(Beginning of Records for this task)

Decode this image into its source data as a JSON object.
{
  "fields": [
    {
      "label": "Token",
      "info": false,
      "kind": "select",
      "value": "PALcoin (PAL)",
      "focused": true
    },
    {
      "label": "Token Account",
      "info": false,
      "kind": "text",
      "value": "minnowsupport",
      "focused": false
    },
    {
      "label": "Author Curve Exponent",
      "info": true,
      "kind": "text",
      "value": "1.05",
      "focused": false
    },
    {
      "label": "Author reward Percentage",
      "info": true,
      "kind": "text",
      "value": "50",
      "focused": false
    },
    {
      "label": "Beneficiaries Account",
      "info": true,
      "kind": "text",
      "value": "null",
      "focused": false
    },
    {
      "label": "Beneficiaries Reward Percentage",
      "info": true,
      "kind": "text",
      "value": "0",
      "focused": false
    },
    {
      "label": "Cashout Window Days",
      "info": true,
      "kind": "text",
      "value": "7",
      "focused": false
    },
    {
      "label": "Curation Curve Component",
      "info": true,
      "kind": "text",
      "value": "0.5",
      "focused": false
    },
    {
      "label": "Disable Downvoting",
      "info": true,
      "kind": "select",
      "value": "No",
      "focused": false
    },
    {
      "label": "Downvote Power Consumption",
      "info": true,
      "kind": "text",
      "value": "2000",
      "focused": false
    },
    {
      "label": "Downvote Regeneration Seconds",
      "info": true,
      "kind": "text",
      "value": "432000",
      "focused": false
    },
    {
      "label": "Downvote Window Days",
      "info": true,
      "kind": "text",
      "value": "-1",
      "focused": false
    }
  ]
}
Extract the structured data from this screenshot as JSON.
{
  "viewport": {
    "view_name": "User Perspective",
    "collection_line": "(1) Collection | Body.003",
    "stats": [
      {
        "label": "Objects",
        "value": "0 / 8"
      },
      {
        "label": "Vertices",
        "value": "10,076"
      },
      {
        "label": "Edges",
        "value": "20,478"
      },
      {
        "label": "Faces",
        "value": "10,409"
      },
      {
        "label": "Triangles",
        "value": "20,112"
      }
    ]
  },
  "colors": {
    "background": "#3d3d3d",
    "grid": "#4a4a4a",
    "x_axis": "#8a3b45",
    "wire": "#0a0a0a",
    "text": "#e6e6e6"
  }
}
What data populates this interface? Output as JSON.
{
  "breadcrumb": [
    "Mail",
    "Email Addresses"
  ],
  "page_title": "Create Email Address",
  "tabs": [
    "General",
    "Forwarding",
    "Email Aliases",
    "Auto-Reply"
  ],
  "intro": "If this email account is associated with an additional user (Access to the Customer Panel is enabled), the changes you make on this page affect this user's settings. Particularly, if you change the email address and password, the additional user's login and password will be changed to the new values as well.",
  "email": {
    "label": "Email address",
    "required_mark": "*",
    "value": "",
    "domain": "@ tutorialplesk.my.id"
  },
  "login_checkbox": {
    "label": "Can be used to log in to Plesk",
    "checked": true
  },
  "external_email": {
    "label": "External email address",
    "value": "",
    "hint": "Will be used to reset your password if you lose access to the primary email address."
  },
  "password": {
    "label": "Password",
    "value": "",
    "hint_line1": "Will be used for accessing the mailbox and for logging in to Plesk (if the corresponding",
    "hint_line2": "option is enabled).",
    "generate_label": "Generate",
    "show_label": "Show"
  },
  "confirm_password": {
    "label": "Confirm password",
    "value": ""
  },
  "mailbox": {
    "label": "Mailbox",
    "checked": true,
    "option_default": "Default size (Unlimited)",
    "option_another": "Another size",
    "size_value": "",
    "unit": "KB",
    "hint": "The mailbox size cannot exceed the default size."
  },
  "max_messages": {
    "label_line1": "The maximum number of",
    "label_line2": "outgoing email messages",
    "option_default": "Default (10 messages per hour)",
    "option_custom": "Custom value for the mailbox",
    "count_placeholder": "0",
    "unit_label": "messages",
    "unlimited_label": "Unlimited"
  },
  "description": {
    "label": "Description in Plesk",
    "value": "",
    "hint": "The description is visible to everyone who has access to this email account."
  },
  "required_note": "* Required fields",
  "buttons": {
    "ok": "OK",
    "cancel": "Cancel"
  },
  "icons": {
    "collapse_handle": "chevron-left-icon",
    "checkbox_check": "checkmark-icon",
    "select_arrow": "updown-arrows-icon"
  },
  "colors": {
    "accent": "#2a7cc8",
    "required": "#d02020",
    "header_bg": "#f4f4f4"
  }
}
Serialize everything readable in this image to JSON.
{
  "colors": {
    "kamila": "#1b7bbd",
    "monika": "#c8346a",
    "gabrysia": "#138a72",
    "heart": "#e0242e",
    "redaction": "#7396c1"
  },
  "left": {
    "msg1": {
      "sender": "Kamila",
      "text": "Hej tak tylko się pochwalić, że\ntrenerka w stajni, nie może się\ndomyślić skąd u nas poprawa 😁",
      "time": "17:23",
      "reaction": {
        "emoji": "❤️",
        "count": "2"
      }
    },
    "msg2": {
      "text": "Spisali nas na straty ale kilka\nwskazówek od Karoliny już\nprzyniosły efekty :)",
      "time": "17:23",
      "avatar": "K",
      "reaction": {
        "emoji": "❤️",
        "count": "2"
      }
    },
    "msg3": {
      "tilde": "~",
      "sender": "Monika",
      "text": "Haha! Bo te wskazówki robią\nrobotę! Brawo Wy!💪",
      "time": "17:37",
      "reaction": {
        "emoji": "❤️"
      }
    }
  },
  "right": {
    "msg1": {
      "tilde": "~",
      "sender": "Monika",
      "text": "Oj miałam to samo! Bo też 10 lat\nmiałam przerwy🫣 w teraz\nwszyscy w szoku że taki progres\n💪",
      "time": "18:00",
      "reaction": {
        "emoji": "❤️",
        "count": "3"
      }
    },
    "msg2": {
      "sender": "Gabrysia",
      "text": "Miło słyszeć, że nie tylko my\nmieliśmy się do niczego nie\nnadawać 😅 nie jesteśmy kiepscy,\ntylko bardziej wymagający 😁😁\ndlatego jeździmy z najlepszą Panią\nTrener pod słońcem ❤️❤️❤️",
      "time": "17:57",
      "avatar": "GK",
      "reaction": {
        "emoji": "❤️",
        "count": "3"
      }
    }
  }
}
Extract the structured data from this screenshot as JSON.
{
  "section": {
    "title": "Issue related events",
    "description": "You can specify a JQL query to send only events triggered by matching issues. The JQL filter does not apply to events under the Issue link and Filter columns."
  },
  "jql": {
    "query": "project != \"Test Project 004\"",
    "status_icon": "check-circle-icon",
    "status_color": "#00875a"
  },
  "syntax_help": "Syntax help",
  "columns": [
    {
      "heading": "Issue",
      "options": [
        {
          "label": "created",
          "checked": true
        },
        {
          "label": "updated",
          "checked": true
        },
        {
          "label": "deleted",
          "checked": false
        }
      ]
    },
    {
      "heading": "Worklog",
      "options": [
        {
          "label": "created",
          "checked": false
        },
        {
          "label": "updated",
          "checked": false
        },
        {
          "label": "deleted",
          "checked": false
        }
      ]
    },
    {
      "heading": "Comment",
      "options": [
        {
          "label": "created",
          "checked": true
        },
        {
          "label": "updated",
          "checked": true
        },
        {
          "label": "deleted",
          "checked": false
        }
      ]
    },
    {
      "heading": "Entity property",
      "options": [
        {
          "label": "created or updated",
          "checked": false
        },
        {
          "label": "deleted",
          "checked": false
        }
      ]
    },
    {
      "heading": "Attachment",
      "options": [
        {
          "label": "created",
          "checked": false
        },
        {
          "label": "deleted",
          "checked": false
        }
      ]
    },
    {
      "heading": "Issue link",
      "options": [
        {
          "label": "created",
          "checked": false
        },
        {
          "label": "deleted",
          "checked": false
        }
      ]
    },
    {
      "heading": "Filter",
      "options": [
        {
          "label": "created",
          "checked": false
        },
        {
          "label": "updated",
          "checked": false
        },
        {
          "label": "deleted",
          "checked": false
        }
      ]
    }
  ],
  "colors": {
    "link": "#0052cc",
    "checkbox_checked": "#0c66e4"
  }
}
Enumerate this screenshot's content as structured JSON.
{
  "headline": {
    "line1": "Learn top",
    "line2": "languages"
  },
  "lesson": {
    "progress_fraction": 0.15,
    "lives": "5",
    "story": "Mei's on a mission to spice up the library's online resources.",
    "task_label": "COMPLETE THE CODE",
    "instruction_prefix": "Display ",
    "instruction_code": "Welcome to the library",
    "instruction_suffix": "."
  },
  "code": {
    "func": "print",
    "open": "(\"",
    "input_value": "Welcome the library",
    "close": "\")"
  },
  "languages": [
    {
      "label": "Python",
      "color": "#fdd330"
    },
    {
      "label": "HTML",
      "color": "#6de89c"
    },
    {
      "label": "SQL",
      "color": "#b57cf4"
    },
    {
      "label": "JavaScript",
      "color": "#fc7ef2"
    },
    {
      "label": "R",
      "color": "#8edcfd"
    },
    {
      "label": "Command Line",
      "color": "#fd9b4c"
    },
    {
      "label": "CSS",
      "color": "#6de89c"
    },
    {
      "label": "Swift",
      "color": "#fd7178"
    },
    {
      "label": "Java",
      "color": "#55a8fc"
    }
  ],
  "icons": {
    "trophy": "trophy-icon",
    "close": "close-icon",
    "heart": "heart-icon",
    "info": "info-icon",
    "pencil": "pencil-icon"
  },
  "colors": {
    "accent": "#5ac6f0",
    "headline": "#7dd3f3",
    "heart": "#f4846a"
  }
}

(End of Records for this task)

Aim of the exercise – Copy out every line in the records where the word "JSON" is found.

Output of the exercise –
Decode this image into its source data as a JSON object.
Extract the structured data from this screenshot as JSON.
What data populates this interface? Output as JSON.
Serialize everything readable in this image to JSON.
Extract the structured data from this screenshot as JSON.
Enumerate this screenshot's content as structured JSON.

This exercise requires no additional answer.